Akbank (AKBNK), a unit of Turkish conglomerate Sabanci Holding (SAHOL), has obtained a 367-day sustainability-linked syndicated loan in two tranches of $266mn and €318mn, the lender said on October 27.
Story chart: Turkish corporates’ external debt rollover rates.
A total of 36 banks from 18 different countries, including 13 newcomers, participated in the facility.
The renewal rate jumped to 146%, while spreads fell sharply by 75bp. This could be seen as the first clear sign of the benefits of Turkey’s so-called economic normalisation policy applied since June.
In October 2022, Akbank launched the autumn syndicated loan renewals season for local peers at a rollover rate of 60% and at record high spreads of SOFR+4.25% and Euribor+4.00%.
Despite the significant recovery in spreads, the costs still stand close to the double digits as the benchmarks remain painfully high.
All the benchmarks have been on the rise in parallel with the global monetary tightening trend, which was expected to go into reverse this year. However, it seems rate cuts have been delayed to 2024.
In November 2024, the US is to hold its presidential election. Monetary policy moves have around a six-month lag in showing an impact on the real economy. The Biden administration may enter the election period with a tight monetary stance.
In line with local peers, Akbank, the sixth largest bank in Turkey with Turkish lira (TRY) 1.4 trillion ($53bn) worth of assets at end-June, has a B-/Stable (one notch below Turkey’s sovereign rating and six notches below investment grade) from Fitch Ratings and a B3/Stable (six notches below investment grade in line with Turkey’s sovereign rating) from Moody’s Investors Service.
Chart: Akbank’s wholesale funding profile as of October.
In the autumn season this year, a total of nine Turkish banks will roll a combined sum of $4bn. (See the full list below).

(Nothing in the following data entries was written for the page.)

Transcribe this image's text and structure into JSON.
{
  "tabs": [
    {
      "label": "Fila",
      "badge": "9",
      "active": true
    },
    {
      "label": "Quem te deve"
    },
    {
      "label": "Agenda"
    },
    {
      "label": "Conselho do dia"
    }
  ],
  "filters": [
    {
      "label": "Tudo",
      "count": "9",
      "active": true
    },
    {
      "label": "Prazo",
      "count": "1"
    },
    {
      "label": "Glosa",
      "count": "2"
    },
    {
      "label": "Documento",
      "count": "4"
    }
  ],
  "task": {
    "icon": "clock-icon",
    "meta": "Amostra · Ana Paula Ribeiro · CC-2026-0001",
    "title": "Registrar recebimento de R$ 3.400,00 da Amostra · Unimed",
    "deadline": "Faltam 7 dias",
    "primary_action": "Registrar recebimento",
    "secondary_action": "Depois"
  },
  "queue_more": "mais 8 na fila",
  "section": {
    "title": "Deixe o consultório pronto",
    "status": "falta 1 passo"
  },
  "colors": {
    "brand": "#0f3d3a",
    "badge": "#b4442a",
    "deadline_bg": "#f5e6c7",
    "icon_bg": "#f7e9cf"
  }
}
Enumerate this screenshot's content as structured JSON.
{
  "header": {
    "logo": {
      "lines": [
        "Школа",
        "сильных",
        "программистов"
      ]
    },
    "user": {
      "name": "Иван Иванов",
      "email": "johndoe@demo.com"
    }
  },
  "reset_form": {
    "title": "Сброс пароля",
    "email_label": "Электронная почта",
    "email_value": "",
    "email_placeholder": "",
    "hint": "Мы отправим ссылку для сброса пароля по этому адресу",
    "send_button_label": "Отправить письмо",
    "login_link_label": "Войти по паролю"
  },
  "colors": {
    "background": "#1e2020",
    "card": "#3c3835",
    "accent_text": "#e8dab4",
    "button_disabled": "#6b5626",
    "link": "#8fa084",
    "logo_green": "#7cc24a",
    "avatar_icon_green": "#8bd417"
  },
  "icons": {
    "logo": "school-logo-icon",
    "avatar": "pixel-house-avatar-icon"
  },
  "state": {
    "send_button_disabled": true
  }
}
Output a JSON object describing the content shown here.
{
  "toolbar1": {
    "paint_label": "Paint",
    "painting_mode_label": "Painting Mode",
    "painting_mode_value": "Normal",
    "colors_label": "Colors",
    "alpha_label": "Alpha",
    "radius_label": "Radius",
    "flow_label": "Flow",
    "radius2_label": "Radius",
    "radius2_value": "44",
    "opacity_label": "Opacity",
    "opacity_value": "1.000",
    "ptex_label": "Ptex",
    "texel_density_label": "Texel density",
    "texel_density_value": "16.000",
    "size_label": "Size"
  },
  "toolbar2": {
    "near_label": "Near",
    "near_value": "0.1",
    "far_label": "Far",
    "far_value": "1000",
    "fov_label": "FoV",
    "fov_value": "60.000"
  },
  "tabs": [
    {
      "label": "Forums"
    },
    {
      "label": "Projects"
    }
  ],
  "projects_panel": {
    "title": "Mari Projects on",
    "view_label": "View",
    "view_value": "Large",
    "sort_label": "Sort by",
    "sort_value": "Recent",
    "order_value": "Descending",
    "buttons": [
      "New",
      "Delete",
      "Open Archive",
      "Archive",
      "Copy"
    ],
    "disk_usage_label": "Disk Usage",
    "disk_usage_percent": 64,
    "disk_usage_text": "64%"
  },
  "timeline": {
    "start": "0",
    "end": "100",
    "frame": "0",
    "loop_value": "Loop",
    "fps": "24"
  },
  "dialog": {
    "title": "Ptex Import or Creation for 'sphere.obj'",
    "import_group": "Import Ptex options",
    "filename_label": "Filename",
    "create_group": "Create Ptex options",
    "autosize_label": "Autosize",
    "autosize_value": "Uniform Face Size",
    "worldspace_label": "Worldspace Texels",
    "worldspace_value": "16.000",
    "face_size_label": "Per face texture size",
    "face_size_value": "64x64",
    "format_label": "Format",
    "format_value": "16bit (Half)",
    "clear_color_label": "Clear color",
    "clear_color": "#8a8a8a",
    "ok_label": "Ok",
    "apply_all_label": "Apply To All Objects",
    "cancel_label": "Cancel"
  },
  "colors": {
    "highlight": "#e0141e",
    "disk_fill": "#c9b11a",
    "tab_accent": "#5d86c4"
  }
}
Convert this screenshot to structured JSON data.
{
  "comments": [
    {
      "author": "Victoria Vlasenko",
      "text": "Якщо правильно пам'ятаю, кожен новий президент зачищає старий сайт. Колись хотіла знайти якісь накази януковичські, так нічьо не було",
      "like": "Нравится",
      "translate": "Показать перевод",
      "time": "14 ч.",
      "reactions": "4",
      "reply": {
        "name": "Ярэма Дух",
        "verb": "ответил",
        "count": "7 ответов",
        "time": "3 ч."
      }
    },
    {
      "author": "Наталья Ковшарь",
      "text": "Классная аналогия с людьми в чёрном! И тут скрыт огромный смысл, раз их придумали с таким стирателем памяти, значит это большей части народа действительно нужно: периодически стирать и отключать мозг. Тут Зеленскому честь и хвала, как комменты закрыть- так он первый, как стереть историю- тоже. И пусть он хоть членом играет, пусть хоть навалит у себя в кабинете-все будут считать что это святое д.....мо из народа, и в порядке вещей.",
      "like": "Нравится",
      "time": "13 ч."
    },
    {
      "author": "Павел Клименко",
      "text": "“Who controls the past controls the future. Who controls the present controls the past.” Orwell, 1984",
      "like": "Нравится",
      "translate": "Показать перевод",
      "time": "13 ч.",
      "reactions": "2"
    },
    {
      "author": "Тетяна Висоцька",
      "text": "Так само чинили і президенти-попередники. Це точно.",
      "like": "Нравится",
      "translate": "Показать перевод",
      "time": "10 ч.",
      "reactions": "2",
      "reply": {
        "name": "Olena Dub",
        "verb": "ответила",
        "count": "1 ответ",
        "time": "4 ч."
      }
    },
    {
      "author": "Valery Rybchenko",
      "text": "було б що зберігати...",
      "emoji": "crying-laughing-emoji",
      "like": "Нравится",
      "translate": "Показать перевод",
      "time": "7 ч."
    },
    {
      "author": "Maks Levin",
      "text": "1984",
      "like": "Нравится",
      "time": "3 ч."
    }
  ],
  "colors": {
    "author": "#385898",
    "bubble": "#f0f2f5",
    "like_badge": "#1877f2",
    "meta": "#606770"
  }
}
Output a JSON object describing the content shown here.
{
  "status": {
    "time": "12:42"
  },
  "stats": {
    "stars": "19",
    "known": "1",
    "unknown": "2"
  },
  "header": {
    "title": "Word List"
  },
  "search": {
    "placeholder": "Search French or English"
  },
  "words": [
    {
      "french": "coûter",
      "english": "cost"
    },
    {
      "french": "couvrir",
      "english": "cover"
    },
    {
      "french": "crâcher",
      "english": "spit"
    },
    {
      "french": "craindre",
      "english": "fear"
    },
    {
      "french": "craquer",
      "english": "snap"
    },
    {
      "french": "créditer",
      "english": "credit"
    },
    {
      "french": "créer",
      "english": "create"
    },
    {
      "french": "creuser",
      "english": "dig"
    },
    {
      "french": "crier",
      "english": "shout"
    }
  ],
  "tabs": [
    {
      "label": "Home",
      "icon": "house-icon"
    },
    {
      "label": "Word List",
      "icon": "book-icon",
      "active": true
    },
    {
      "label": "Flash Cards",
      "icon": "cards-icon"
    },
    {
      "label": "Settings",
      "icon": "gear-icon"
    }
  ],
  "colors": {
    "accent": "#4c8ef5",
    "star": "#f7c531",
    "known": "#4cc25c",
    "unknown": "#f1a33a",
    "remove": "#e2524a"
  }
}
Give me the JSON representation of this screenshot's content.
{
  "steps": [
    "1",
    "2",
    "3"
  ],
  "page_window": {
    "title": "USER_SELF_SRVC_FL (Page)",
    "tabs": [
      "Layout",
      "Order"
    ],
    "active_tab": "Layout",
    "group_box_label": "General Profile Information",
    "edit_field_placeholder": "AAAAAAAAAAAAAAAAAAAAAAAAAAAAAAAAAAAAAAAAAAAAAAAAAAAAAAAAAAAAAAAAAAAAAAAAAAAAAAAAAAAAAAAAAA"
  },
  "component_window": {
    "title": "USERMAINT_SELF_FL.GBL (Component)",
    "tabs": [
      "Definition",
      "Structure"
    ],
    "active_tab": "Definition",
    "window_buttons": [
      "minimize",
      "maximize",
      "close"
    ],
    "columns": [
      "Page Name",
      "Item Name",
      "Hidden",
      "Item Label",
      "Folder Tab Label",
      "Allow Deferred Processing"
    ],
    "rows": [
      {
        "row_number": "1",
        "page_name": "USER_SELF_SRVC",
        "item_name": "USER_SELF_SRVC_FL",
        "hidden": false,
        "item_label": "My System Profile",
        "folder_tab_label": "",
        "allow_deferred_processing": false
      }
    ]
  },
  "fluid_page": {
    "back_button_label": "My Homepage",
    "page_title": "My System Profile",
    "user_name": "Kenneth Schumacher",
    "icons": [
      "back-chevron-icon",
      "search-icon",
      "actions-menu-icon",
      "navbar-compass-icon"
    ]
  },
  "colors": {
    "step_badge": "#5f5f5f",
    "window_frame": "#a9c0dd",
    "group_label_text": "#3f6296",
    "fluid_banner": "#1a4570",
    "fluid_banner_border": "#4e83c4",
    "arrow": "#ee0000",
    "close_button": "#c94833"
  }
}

In the autumn refinancing season of 2022, nine Turkish banks rolled a combined sum of $6bn at a rollover rate of 77%. The costs were in line with the benchmarks set by Akbank, namely SOFR+4.25% and Euribor+4.00%.
In the spring season of 2023, 11 banks renewed a combined sum of $7bn at a combined rollover rate of 88%. All costs were reported as in line with the benchmarks set by Akbank, namely SOFR+4.25% and Euribor+4.00%.
Chart: Rollover Ratio of Syndicated Loans and Cost of Syndicated loans calculated by the central bank for the top 10 big-cap banks.
Turkish banks conduct 367-day (a ‘trick’ maturity for registering loans as long-term that uses two extra days) syndicated loan renewal seasons twice a year, with one season in spring (April-July) and the other in autumn (October-November).
Across recent years, Akbank has set the Turkey benchmark for the interest rates each season. In April 2022 and 2023, Ziraat Bank launched the spring seasons. However, Ziraat could not provide the costs this year. It awaited Akbank’s released costs to provide its costs.
The share of syndicated loans in Turkey’s and Turkish banks’ external funding composition has declined in recent years. Turkey rolls over a combined sum of around $150-200bn each year.
Nevertheless, the banks’ syndicated loan renewals are a good indicator in following developments in the sustainability of Turkey’s external debt burden.
|Jun-23||Denizbank||$530||117%||364-367-day||$297||€183||Chinese yuan 255mn|
|Jun-23||Garanti BBVA (GARAN)||$433||73%||367-day||$199||SOFR+4.25%||€219||Euribor+4.00%|
|Jun-23||Yapi Kredi (YKBNK)||$580||78%||367-day||$202||SOFR+4.25%||€353||Euribor+4.00%|
|May-23||QNB Finansbank (QNBFB)||$329||102%||367-day||$171||SOFR+4.25%||€144||Euribor+4.00%|
|May-23||Turk Eximbank||$670||89%||364-day||$54||€522||Chinese yuan 325mn|
|Nov-22||Garanti BBVA (GARAN)||$401||65%||367-day||$155||SOFR+4.25%||€239||Euribor+4.00%|
|Nov-22||QNB Finansbank (QNBFB)||$545||104%||367-day||$185||SOFR+4.25%||€253||Euribor+4.00%|
|Nov-22||Turk Eximbank||$588||101%||1-year||€404||€136||Chinese yuan 350mn|
|Nov-22||Yapi Kredi Bank (YKBNK)||$458||61%||367-day||$210||SOFR+4.25%||€249||Euribor+4.00%|
Table: Full list of Turkish banks’ syndicated loan renewals.